**Exercise aim:**
Every record, apart from its pictures, should be repeated exactly.

**Page and application data records:**
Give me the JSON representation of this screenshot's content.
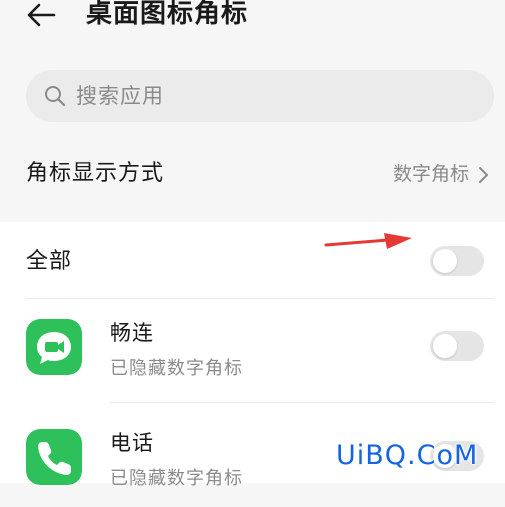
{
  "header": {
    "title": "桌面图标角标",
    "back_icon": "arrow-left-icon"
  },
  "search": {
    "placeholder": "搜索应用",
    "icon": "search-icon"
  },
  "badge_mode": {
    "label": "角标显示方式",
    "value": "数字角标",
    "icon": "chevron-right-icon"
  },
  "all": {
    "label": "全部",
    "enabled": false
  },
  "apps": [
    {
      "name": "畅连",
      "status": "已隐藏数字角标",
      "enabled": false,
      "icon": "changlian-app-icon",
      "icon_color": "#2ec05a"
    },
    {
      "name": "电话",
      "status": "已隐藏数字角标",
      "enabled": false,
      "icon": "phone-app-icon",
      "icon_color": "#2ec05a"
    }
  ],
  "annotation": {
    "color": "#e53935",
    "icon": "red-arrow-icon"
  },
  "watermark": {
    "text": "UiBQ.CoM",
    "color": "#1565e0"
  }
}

**Answer to this task:**
Give me the JSON representation of this screenshot's content.
{
  "header": {
    "title": "桌面图标角标",
    "back_icon": "arrow-left-icon"
  },
  "search": {
    "placeholder": "搜索应用",
    "icon": "search-icon"
  },
  "badge_mode": {
    "label": "角标显示方式",
    "value": "数字角标",
    "icon": "chevron-right-icon"
  },
  "all": {
    "label": "全部",
    "enabled": false
  },
  "apps": [
    {
      "name": "畅连",
      "status": "已隐藏数字角标",
      "enabled": false,
      "icon": "changlian-app-icon",
      "icon_color": "#2ec05a"
    },
    {
      "name": "电话",
      "status": "已隐藏数字角标",
      "enabled": false,
      "icon": "phone-app-icon",
      "icon_color": "#2ec05a"
    }
  ],
  "annotation": {
    "color": "#e53935",
    "icon": "red-arrow-icon"
  },
  "watermark": {
    "text": "UiBQ.CoM",
    "color": "#1565e0"
  }
}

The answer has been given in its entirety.